It is suitable for everything from a casual stroll to a hard hike, as well as being popular for cyclists and equestrians.
Expect to spend six days hiking the entire route on foot or three days cycling it, stopping at gorgeous lodges and inns each evening to recover and relax.
You’ll see the majority of Loch Ness’s main landmarks along the way. It’s not just the spectacular Canal Calédonien, but also the charming Telford Bridge and the famous Château d’Urquhart.
There are also a number of possibilities for organised trips, with reputable travel and excursion agencies offering to manage all reservations and reservations.
They will also provide detailed routes; you can find some of the best of these detailed routes on the official route webpage, which is shown below.
You can find all the information you need by visiting this website: https://lochness360.com
7) Spean Bridge
The drive to Spean Bridge, a little south of Loch Ness, offers spectacular views of the Caledonian Rift and the north side of Ben Nevis. Spean Bridge is an ideal starting point for excursions in the Glen Roy National Nature Reserve, which is known for its parallel roads or terraces that run up the hill.
They depict the various water levels of a Pleistocene lake dammed by Ice Age glaciers. The Commando Memorial, a monument dedicated to the troops of the British commando forces who trained at nearby
Achnacarry Castle, is also located here.
8) Loch Oich et Invergarry
Loch Oich’s little islands, south of Loch Lomond, are located against a backdrop of rugged hills and provide stunning vistas.
A fascinating memorial to a terrible episode that occurred in the 17th century lies on the west side of the loch, near a spring known as Tobar nan Ceann.
Seven brothers were hanged here for the murders of two members of the Keppoch family, and their heads were washed in the spring before being given to the clan leader.
Invergarry is a popular destination for mountain walkers and anglers, as well as horse rides through lonely Highland valleys and mountain peaks.
Affordable accommodation around Fort Augustus
Serendipity Bed and Breakfast in Dalchreichart, a renowned Glenmoriston guesthouse nestled amongst magnificent countryside, offers a wonderful value budget stay with amazing hosts and a superb breakfast served with jams House.
Loch Ness Lodge Hotel is another excellent option, with reasonable prices, hilly scenery, hiking paths, traditional Scottish food, and free parking.
Finally, check out Morag’s Lodge near Fort Augustus, which provides dormitories and separate family rooms at a reasonable price.
How to make the most of your vacation around Loch Ness?
1) Group Excursions
- On the 12-hour Small-Group Day Trip to Loch Ness, Glencoe, and the Highlands from Edinburgh (put link), you’ll drive by minivan with an expert guide to the highlands, stopping at Spean Bridge, Cairngorms National Park, and Fort Augustus, where you’ll have opportunity for an optional Loch Ness cruise.
- The Small-Group Loch Ness, Glencoe, and the Highlands Day Trip from Glasgow departs from central Glasgow and follows a similar schedule, with plenty of time for a Loch Ness cruise.
2) Travelling alone
The train ride from Edinburgh to Loch Ness takes around 3.5 hours.
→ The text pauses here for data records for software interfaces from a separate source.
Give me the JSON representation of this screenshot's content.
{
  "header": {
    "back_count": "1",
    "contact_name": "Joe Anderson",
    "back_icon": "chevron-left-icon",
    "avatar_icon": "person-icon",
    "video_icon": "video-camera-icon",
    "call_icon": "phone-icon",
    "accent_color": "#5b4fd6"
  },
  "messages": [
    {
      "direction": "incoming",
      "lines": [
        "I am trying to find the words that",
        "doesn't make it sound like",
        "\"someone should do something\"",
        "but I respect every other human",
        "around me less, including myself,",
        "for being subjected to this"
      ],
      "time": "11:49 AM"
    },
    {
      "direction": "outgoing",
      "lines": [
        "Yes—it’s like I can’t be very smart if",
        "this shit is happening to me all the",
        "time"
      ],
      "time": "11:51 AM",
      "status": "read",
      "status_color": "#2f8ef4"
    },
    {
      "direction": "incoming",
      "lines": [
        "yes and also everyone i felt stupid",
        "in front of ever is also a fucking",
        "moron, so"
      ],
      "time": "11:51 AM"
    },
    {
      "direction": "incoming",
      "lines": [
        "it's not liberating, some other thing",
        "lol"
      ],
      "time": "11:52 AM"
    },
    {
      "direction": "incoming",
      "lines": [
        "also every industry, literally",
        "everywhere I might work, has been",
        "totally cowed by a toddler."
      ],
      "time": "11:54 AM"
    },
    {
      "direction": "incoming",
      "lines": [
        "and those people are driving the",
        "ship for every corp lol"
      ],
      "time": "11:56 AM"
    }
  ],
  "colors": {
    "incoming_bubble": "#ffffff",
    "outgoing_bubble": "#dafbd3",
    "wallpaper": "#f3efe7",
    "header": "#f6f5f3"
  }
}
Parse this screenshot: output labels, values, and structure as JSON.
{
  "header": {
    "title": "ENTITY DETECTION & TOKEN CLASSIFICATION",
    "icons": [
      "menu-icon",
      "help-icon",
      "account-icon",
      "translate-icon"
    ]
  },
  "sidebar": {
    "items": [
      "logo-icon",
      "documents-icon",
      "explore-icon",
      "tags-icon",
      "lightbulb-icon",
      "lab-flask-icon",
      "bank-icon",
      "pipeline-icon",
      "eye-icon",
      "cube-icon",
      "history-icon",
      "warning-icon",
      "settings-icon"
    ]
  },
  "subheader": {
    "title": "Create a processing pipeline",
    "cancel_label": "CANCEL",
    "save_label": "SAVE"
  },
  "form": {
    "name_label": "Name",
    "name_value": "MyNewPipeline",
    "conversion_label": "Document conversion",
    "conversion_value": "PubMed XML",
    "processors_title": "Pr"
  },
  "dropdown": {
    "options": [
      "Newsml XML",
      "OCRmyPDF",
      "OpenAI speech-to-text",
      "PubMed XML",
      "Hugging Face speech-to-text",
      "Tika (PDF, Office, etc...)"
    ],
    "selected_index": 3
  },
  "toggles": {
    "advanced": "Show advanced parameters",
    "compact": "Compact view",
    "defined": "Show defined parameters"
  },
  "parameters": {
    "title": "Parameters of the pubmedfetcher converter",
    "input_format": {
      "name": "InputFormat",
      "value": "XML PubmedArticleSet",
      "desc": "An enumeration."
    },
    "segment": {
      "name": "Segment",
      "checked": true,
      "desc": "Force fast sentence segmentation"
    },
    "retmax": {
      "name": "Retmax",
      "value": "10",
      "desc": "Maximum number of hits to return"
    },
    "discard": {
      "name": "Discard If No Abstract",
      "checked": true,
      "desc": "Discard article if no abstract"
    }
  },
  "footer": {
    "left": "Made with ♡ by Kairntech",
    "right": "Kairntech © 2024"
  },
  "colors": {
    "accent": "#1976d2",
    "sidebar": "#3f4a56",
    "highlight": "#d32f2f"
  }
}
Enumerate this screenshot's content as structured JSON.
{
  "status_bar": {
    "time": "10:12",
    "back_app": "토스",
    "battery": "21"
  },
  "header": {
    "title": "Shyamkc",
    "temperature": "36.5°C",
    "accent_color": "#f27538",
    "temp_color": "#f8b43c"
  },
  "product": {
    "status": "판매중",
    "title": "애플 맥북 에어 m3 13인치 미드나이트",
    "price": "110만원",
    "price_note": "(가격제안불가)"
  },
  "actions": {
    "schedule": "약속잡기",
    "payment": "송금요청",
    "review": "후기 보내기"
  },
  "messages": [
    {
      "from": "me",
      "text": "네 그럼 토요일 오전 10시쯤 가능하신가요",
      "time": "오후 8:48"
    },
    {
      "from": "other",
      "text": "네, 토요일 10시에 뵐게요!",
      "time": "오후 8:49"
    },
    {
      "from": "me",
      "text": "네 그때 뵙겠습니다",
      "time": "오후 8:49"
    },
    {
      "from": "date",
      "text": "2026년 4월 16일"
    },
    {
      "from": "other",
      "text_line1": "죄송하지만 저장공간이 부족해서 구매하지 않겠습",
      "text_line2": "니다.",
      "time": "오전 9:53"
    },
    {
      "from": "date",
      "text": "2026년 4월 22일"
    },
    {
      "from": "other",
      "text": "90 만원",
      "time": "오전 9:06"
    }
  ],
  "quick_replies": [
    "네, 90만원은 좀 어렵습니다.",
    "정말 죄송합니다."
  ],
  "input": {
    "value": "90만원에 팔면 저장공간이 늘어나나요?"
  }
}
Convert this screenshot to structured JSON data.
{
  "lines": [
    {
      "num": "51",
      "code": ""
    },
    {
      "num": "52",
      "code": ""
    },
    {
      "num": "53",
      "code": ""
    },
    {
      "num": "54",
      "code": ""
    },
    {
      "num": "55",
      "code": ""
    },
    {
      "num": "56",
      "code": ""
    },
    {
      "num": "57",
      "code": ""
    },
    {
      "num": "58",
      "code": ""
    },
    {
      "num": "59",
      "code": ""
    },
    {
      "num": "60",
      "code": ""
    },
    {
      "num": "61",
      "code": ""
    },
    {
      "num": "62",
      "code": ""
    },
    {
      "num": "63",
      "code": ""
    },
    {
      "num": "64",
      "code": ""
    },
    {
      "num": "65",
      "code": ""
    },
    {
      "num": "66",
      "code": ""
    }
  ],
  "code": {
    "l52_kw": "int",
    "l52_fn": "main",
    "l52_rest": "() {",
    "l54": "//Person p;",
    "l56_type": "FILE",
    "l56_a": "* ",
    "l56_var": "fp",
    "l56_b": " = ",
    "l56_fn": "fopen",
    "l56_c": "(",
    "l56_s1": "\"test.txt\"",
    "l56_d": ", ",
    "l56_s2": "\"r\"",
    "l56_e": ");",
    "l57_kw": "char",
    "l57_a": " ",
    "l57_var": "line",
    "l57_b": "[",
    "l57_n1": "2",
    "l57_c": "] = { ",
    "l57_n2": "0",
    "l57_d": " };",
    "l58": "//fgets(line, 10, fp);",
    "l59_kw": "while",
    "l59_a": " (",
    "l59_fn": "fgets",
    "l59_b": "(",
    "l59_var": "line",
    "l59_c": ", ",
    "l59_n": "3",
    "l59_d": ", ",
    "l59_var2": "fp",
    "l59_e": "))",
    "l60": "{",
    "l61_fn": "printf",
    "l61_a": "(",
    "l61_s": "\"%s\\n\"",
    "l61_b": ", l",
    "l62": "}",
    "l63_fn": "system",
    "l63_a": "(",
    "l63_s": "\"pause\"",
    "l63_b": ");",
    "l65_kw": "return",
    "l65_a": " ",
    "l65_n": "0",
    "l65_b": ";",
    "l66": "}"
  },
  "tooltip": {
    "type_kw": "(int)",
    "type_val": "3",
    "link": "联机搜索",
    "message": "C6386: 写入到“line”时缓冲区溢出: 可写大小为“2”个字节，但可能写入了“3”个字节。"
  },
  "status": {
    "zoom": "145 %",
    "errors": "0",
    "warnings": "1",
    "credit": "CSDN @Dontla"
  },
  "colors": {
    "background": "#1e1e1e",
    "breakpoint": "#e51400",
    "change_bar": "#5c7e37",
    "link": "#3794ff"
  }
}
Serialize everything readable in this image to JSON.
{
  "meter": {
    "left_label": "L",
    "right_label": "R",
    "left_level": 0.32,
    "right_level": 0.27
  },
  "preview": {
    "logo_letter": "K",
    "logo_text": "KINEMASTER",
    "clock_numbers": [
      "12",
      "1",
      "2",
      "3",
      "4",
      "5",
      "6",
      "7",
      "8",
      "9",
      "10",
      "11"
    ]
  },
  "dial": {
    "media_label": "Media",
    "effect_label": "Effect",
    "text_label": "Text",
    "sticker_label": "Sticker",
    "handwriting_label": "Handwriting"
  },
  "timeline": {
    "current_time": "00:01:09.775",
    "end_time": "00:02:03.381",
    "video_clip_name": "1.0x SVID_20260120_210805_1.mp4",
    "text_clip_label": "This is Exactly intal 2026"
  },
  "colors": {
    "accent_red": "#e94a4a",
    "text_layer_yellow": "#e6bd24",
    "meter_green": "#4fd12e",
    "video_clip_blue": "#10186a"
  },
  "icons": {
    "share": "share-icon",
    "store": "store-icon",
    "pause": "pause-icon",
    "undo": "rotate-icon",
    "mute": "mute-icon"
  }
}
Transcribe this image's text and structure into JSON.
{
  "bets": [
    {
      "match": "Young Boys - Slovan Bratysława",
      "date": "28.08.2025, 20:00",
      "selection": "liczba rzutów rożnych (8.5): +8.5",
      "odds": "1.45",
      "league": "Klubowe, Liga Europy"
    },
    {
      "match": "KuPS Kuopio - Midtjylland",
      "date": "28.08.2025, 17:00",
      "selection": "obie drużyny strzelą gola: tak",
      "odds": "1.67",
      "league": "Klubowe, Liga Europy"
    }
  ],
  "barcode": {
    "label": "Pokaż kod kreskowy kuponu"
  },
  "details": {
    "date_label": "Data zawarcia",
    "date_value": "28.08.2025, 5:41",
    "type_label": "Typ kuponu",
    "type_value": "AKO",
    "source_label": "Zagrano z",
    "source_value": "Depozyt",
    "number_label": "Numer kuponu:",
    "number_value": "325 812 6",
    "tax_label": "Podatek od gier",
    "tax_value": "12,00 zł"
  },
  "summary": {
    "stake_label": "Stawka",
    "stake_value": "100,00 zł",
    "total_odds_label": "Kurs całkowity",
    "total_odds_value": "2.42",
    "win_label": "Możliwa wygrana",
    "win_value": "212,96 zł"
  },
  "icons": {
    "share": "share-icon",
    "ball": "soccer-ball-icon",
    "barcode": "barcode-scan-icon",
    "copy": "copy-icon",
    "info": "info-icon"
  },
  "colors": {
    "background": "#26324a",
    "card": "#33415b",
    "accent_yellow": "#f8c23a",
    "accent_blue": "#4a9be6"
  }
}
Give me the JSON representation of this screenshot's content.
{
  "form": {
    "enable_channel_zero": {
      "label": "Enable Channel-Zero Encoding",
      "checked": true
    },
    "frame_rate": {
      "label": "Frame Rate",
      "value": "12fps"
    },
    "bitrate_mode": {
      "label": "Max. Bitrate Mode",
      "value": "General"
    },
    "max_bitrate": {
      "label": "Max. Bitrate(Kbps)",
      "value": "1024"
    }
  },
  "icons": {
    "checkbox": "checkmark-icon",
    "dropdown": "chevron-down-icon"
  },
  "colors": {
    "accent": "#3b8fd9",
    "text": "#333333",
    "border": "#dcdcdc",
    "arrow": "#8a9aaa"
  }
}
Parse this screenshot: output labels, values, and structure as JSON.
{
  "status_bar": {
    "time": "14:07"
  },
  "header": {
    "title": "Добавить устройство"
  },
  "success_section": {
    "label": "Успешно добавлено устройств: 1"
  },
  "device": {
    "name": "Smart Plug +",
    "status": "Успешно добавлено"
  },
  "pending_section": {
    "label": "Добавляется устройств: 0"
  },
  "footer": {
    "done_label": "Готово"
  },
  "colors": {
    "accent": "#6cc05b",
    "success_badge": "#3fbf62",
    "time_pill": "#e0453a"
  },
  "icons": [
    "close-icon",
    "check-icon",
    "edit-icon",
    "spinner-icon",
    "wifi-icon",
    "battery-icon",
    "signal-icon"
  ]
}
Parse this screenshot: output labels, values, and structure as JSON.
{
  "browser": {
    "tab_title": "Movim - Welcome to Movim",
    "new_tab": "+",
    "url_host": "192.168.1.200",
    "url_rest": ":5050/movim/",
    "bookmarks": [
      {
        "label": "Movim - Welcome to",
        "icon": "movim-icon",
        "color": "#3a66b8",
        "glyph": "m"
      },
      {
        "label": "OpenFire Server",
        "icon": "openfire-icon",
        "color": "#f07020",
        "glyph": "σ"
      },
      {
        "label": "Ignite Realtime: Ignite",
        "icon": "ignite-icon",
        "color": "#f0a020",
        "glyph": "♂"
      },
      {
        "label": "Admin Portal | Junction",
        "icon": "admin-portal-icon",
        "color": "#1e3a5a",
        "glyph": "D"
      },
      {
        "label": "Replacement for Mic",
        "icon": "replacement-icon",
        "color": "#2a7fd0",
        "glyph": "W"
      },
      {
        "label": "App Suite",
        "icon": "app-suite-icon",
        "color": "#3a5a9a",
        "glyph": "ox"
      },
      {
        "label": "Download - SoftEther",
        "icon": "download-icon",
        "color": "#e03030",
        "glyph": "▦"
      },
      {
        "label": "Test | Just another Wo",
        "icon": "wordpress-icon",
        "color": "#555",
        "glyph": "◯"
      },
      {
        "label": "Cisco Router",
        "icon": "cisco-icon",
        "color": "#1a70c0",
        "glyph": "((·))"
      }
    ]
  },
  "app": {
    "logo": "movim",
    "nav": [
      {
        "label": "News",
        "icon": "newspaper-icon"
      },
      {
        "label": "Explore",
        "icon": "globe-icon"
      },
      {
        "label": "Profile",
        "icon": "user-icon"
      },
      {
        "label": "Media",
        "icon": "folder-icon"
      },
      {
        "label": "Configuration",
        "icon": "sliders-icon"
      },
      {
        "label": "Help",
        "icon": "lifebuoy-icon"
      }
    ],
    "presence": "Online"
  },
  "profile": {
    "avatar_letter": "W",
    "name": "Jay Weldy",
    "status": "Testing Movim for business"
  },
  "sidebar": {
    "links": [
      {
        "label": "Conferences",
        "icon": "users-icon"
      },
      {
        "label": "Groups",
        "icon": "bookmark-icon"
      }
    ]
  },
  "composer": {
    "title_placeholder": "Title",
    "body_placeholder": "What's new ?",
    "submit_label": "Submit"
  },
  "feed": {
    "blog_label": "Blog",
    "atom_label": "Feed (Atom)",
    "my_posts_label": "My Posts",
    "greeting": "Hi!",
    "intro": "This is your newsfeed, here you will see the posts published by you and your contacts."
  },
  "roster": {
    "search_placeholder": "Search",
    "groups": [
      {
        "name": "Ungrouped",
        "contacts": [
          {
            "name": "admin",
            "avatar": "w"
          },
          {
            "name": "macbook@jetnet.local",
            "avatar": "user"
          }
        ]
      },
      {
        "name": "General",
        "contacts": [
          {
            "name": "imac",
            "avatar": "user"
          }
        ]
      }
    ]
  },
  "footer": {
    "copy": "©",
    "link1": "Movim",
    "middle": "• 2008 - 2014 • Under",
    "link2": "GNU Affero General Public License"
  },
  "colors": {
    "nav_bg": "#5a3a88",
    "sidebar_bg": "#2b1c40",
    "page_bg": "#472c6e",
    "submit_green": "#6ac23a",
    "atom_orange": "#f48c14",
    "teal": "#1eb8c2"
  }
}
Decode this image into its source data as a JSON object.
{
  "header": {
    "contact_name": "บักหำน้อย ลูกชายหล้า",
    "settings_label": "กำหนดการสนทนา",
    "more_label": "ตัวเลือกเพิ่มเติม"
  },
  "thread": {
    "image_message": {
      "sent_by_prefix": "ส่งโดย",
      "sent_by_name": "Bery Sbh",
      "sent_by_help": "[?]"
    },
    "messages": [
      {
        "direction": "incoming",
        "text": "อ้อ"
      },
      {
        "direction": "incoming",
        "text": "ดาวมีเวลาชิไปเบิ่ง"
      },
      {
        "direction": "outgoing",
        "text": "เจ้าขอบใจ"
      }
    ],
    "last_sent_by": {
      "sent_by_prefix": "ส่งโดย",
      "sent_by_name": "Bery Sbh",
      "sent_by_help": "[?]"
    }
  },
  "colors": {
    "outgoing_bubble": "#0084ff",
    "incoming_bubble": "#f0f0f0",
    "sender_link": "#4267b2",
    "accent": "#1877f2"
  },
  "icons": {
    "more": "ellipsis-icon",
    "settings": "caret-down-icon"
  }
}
It takes roughly 30 minutes via bus to go to Drumnadrochit from there.
To go from Glasgow to Loch Ness, take the train or drive to Inverness, where you may easily take a day excursion or cruise.
Fort Augustus represents an ideal destination if you want to explore a unique site at the heart of Scotland highlands. Depending of the time you want to spend there, I would recommend to stay at least 3 days to have enough time to explore.
What about you? – Have you even been to Fort Augustus? What was your experience? – Don’t hesitate to share your thoughts in the comment section below.